──────── SUPPLIED DATA ────────

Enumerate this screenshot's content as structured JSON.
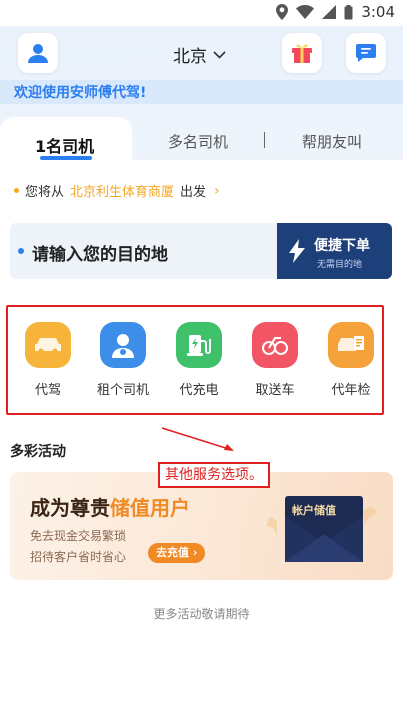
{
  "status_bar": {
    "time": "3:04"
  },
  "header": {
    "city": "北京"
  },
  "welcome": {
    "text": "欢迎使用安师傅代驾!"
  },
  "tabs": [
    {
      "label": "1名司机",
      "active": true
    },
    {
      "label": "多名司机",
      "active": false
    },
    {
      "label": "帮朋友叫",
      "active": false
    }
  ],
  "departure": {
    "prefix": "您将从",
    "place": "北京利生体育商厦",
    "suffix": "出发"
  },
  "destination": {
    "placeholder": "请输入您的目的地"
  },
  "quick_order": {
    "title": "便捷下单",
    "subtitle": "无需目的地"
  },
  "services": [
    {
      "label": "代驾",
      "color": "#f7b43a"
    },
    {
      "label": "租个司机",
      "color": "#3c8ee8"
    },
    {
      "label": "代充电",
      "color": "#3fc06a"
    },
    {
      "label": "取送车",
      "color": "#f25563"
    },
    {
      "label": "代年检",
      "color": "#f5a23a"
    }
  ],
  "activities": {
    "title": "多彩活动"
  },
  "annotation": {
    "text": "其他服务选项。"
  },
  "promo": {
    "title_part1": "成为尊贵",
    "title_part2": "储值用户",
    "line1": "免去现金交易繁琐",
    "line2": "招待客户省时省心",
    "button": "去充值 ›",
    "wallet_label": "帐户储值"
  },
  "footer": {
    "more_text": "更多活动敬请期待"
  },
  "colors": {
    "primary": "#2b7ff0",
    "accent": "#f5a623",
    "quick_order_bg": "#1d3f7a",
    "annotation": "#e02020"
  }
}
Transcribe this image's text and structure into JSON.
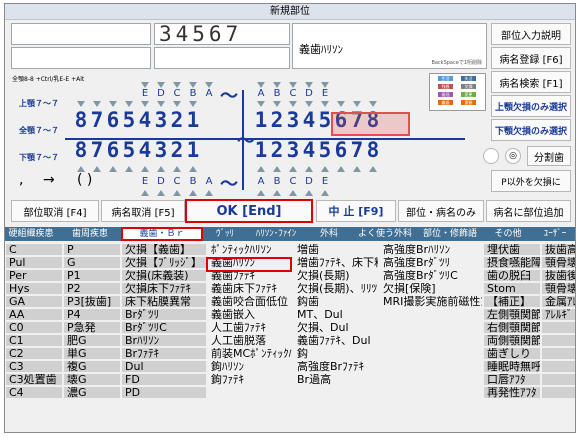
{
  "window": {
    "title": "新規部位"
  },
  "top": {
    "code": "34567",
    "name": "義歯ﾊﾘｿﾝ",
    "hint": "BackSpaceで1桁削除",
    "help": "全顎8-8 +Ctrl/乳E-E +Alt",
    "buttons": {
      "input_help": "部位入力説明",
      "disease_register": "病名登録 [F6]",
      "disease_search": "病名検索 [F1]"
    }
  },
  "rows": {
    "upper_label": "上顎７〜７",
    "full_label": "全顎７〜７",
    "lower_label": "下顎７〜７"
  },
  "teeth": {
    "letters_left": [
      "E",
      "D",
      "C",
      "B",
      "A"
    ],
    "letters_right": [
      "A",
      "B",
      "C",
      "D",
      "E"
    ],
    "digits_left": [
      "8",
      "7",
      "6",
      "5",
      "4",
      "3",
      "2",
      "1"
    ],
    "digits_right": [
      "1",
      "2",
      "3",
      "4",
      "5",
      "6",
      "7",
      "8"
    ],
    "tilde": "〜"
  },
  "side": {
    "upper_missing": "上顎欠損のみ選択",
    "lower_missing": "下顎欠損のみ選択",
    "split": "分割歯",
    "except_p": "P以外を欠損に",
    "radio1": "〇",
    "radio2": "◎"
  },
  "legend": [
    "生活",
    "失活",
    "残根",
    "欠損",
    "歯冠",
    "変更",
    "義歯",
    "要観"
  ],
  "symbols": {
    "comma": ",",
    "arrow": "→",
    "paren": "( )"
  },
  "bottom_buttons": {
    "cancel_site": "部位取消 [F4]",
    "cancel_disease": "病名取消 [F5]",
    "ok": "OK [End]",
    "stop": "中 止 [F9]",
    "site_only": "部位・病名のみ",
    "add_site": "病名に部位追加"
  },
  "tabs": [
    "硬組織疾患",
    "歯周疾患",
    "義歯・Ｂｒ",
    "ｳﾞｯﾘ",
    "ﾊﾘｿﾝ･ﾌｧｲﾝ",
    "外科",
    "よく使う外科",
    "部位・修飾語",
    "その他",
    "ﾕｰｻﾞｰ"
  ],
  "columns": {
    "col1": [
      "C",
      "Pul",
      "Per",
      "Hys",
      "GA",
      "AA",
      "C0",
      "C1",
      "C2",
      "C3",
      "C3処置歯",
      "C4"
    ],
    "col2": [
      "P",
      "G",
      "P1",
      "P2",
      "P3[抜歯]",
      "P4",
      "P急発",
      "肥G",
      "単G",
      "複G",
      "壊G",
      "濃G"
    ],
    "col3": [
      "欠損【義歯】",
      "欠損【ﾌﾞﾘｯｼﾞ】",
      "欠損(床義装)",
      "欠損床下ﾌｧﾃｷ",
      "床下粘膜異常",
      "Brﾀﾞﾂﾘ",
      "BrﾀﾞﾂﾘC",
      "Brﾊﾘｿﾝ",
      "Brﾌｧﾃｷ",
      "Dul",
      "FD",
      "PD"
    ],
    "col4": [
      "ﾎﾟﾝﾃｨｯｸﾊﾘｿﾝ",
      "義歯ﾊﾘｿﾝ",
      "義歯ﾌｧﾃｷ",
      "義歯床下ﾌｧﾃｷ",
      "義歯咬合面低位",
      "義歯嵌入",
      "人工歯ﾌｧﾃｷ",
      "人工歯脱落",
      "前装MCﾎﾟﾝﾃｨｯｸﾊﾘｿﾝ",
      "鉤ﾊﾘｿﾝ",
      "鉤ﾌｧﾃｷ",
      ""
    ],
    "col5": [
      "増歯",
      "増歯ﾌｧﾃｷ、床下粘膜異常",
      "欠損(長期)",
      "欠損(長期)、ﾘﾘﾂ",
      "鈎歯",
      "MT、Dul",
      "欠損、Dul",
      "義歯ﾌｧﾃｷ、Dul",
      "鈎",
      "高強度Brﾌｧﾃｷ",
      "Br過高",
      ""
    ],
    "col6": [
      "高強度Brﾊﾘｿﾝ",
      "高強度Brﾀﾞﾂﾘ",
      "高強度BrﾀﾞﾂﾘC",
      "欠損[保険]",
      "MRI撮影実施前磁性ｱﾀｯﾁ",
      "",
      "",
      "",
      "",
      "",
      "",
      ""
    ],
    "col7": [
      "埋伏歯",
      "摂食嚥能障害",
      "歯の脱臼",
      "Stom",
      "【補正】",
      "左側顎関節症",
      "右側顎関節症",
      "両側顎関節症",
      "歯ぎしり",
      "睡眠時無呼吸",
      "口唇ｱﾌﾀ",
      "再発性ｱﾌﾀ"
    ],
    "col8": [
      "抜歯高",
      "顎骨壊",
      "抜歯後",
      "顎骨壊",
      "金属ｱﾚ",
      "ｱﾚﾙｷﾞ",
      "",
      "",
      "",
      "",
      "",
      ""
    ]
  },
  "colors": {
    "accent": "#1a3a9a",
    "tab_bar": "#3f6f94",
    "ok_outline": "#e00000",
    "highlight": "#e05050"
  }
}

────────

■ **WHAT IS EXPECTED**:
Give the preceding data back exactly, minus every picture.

■ **ANSWER AREA**:
Enumerate this screenshot's content as structured JSON.
{
  "status_bar": {
    "time": "3:04"
  },
  "header": {
    "city": "北京"
  },
  "welcome": {
    "text": "欢迎使用安师傅代驾!"
  },
  "tabs": [
    {
      "label": "1名司机",
      "active": true
    },
    {
      "label": "多名司机",
      "active": false
    },
    {
      "label": "帮朋友叫",
      "active": false
    }
  ],
  "departure": {
    "prefix": "您将从",
    "place": "北京利生体育商厦",
    "suffix": "出发"
  },
  "destination": {
    "placeholder": "请输入您的目的地"
  },
  "quick_order": {
    "title": "便捷下单",
    "subtitle": "无需目的地"
  },
  "services": [
    {
      "label": "代驾",
      "color": "#f7b43a"
    },
    {
      "label": "租个司机",
      "color": "#3c8ee8"
    },
    {
      "label": "代充电",
      "color": "#3fc06a"
    },
    {
      "label": "取送车",
      "color": "#f25563"
    },
    {
      "label": "代年检",
      "color": "#f5a23a"
    }
  ],
  "activities": {
    "title": "多彩活动"
  },
  "annotation": {
    "text": "其他服务选项。"
  },
  "promo": {
    "title_part1": "成为尊贵",
    "title_part2": "储值用户",
    "line1": "免去现金交易繁琐",
    "line2": "招待客户省时省心",
    "button": "去充值 ›",
    "wallet_label": "帐户储值"
  },
  "footer": {
    "more_text": "更多活动敬请期待"
  },
  "colors": {
    "primary": "#2b7ff0",
    "accent": "#f5a623",
    "quick_order_bg": "#1d3f7a",
    "annotation": "#e02020"
  }
}
Transcribe this image's text and structure into JSON.
{
  "window": {
    "title": "新規部位"
  },
  "top": {
    "code": "34567",
    "name": "義歯ﾊﾘｿﾝ",
    "hint": "BackSpaceで1桁削除",
    "help": "全顎8-8 +Ctrl/乳E-E +Alt",
    "buttons": {
      "input_help": "部位入力説明",
      "disease_register": "病名登録 [F6]",
      "disease_search": "病名検索 [F1]"
    }
  },
  "rows": {
    "upper_label": "上顎７〜７",
    "full_label": "全顎７〜７",
    "lower_label": "下顎７〜７"
  },
  "teeth": {
    "letters_left": [
      "E",
      "D",
      "C",
      "B",
      "A"
    ],
    "letters_right": [
      "A",
      "B",
      "C",
      "D",
      "E"
    ],
    "digits_left": [
      "8",
      "7",
      "6",
      "5",
      "4",
      "3",
      "2",
      "1"
    ],
    "digits_right": [
      "1",
      "2",
      "3",
      "4",
      "5",
      "6",
      "7",
      "8"
    ],
    "tilde": "〜"
  },
  "side": {
    "upper_missing": "上顎欠損のみ選択",
    "lower_missing": "下顎欠損のみ選択",
    "split": "分割歯",
    "except_p": "P以外を欠損に",
    "radio1": "〇",
    "radio2": "◎"
  },
  "legend": [
    "生活",
    "失活",
    "残根",
    "欠損",
    "歯冠",
    "変更",
    "義歯",
    "要観"
  ],
  "symbols": {
    "comma": ",",
    "arrow": "→",
    "paren": "( )"
  },
  "bottom_buttons": {
    "cancel_site": "部位取消 [F4]",
    "cancel_disease": "病名取消 [F5]",
    "ok": "OK [End]",
    "stop": "中 止 [F9]",
    "site_only": "部位・病名のみ",
    "add_site": "病名に部位追加"
  },
  "tabs": [
    "硬組織疾患",
    "歯周疾患",
    "義歯・Ｂｒ",
    "ｳﾞｯﾘ",
    "ﾊﾘｿﾝ･ﾌｧｲﾝ",
    "外科",
    "よく使う外科",
    "部位・修飾語",
    "その他",
    "ﾕｰｻﾞｰ"
  ],
  "columns": {
    "col1": [
      "C",
      "Pul",
      "Per",
      "Hys",
      "GA",
      "AA",
      "C0",
      "C1",
      "C2",
      "C3",
      "C3処置歯",
      "C4"
    ],
    "col2": [
      "P",
      "G",
      "P1",
      "P2",
      "P3[抜歯]",
      "P4",
      "P急発",
      "肥G",
      "単G",
      "複G",
      "壊G",
      "濃G"
    ],
    "col3": [
      "欠損【義歯】",
      "欠損【ﾌﾞﾘｯｼﾞ】",
      "欠損(床義装)",
      "欠損床下ﾌｧﾃｷ",
      "床下粘膜異常",
      "Brﾀﾞﾂﾘ",
      "BrﾀﾞﾂﾘC",
      "Brﾊﾘｿﾝ",
      "Brﾌｧﾃｷ",
      "Dul",
      "FD",
      "PD"
    ],
    "col4": [
      "ﾎﾟﾝﾃｨｯｸﾊﾘｿﾝ",
      "義歯ﾊﾘｿﾝ",
      "義歯ﾌｧﾃｷ",
      "義歯床下ﾌｧﾃｷ",
      "義歯咬合面低位",
      "義歯嵌入",
      "人工歯ﾌｧﾃｷ",
      "人工歯脱落",
      "前装MCﾎﾟﾝﾃｨｯｸﾊﾘｿﾝ",
      "鉤ﾊﾘｿﾝ",
      "鉤ﾌｧﾃｷ",
      ""
    ],
    "col5": [
      "増歯",
      "増歯ﾌｧﾃｷ、床下粘膜異常",
      "欠損(長期)",
      "欠損(長期)、ﾘﾘﾂ",
      "鈎歯",
      "MT、Dul",
      "欠損、Dul",
      "義歯ﾌｧﾃｷ、Dul",
      "鈎",
      "高強度Brﾌｧﾃｷ",
      "Br過高",
      ""
    ],
    "col6": [
      "高強度Brﾊﾘｿﾝ",
      "高強度Brﾀﾞﾂﾘ",
      "高強度BrﾀﾞﾂﾘC",
      "欠損[保険]",
      "MRI撮影実施前磁性ｱﾀｯﾁ",
      "",
      "",
      "",
      "",
      "",
      "",
      ""
    ],
    "col7": [
      "埋伏歯",
      "摂食嚥能障害",
      "歯の脱臼",
      "Stom",
      "【補正】",
      "左側顎関節症",
      "右側顎関節症",
      "両側顎関節症",
      "歯ぎしり",
      "睡眠時無呼吸",
      "口唇ｱﾌﾀ",
      "再発性ｱﾌﾀ"
    ],
    "col8": [
      "抜歯高",
      "顎骨壊",
      "抜歯後",
      "顎骨壊",
      "金属ｱﾚ",
      "ｱﾚﾙｷﾞ",
      "",
      "",
      "",
      "",
      "",
      ""
    ]
  },
  "colors": {
    "accent": "#1a3a9a",
    "tab_bar": "#3f6f94",
    "ok_outline": "#e00000",
    "highlight": "#e05050"
  }
}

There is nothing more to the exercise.